Material to process Block Start

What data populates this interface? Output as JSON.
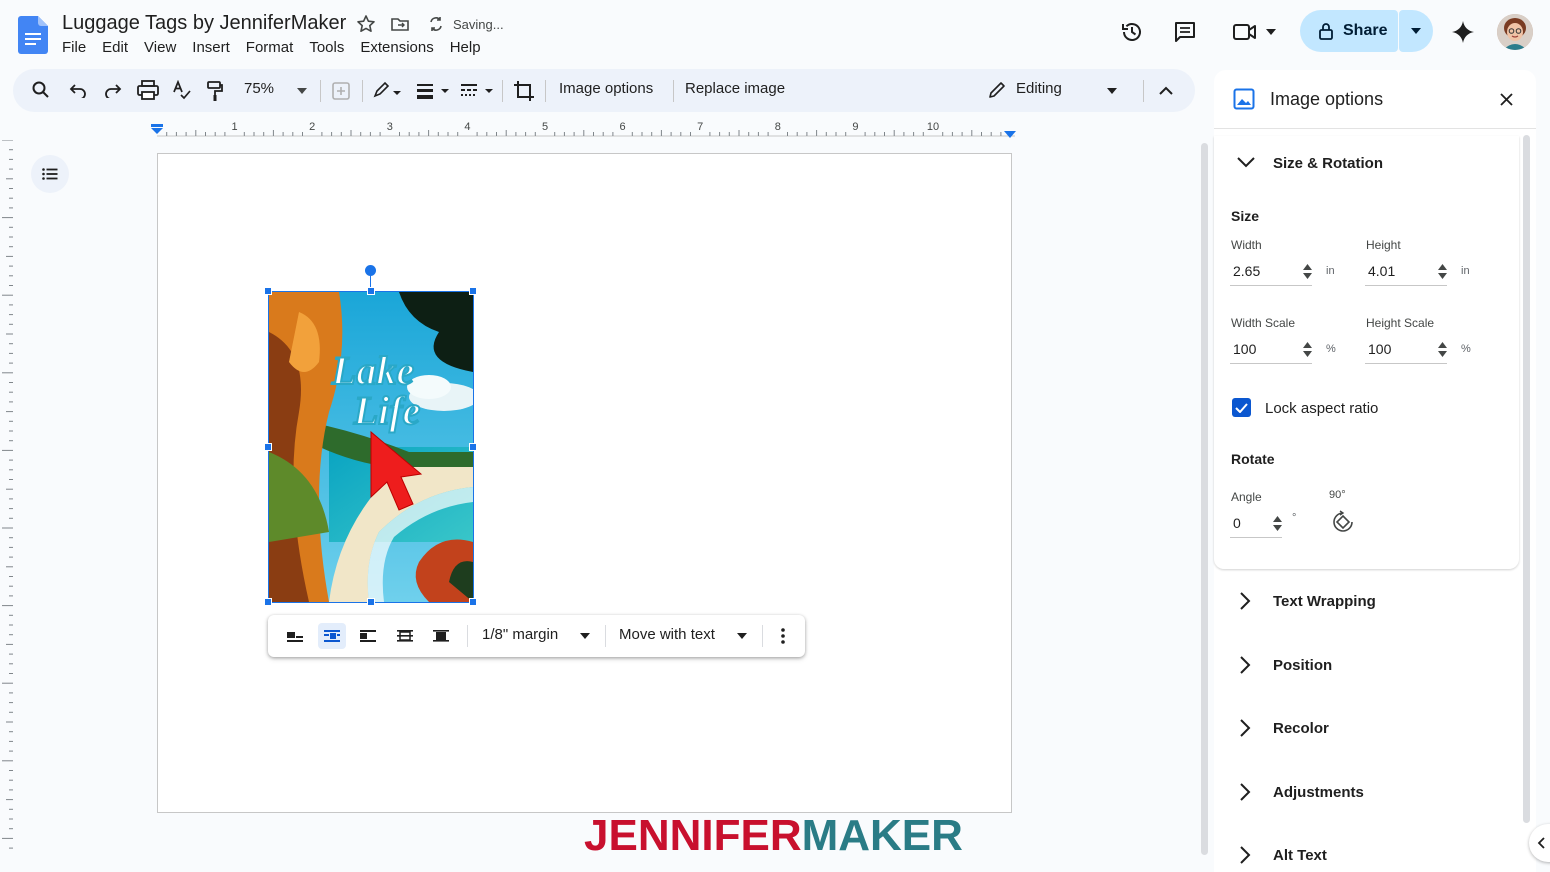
{
  "header": {
    "doc_title": "Luggage Tags by JenniferMaker",
    "status": "Saving...",
    "share_label": "Share",
    "menu": [
      "File",
      "Edit",
      "View",
      "Insert",
      "Format",
      "Tools",
      "Extensions",
      "Help"
    ]
  },
  "toolbar": {
    "zoom": "75%",
    "image_options_label": "Image options",
    "replace_image_label": "Replace image",
    "mode_label": "Editing"
  },
  "ruler": {
    "labels": [
      "1",
      "2",
      "3",
      "4",
      "5",
      "6",
      "7",
      "8",
      "9",
      "10"
    ]
  },
  "image": {
    "text_line1": "Lake",
    "text_line2": "Life"
  },
  "image_toolbar": {
    "margin_label": "1/8\" margin",
    "position_label": "Move with text"
  },
  "panel": {
    "title": "Image options",
    "size_rotation": "Size & Rotation",
    "size": "Size",
    "width_label": "Width",
    "width_value": "2.65",
    "height_label": "Height",
    "height_value": "4.01",
    "unit_in": "in",
    "width_scale_label": "Width Scale",
    "width_scale_value": "100",
    "height_scale_label": "Height Scale",
    "height_scale_value": "100",
    "unit_pct": "%",
    "lock_label": "Lock aspect ratio",
    "lock_checked": true,
    "rotate": "Rotate",
    "angle_label": "Angle",
    "angle_value": "0",
    "unit_deg": "°",
    "rotate90_label": "90°",
    "sections": [
      "Text Wrapping",
      "Position",
      "Recolor",
      "Adjustments",
      "Alt Text"
    ]
  },
  "watermark": {
    "part1": "JENNIFER",
    "part2": "MAKER",
    "color1": "#c8102e",
    "color2": "#2a7c86"
  },
  "colors": {
    "accent": "#1a73e8",
    "share_bg": "#c2e7ff",
    "toolbar_bg": "#edf2fa"
  }
}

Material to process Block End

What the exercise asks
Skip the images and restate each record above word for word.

Worked solution
What data populates this interface? Output as JSON.
{
  "header": {
    "doc_title": "Luggage Tags by JenniferMaker",
    "status": "Saving...",
    "share_label": "Share",
    "menu": [
      "File",
      "Edit",
      "View",
      "Insert",
      "Format",
      "Tools",
      "Extensions",
      "Help"
    ]
  },
  "toolbar": {
    "zoom": "75%",
    "image_options_label": "Image options",
    "replace_image_label": "Replace image",
    "mode_label": "Editing"
  },
  "ruler": {
    "labels": [
      "1",
      "2",
      "3",
      "4",
      "5",
      "6",
      "7",
      "8",
      "9",
      "10"
    ]
  },
  "image": {
    "text_line1": "Lake",
    "text_line2": "Life"
  },
  "image_toolbar": {
    "margin_label": "1/8\" margin",
    "position_label": "Move with text"
  },
  "panel": {
    "title": "Image options",
    "size_rotation": "Size & Rotation",
    "size": "Size",
    "width_label": "Width",
    "width_value": "2.65",
    "height_label": "Height",
    "height_value": "4.01",
    "unit_in": "in",
    "width_scale_label": "Width Scale",
    "width_scale_value": "100",
    "height_scale_label": "Height Scale",
    "height_scale_value": "100",
    "unit_pct": "%",
    "lock_label": "Lock aspect ratio",
    "lock_checked": true,
    "rotate": "Rotate",
    "angle_label": "Angle",
    "angle_value": "0",
    "unit_deg": "°",
    "rotate90_label": "90°",
    "sections": [
      "Text Wrapping",
      "Position",
      "Recolor",
      "Adjustments",
      "Alt Text"
    ]
  },
  "watermark": {
    "part1": "JENNIFER",
    "part2": "MAKER",
    "color1": "#c8102e",
    "color2": "#2a7c86"
  },
  "colors": {
    "accent": "#1a73e8",
    "share_bg": "#c2e7ff",
    "toolbar_bg": "#edf2fa"
  }
}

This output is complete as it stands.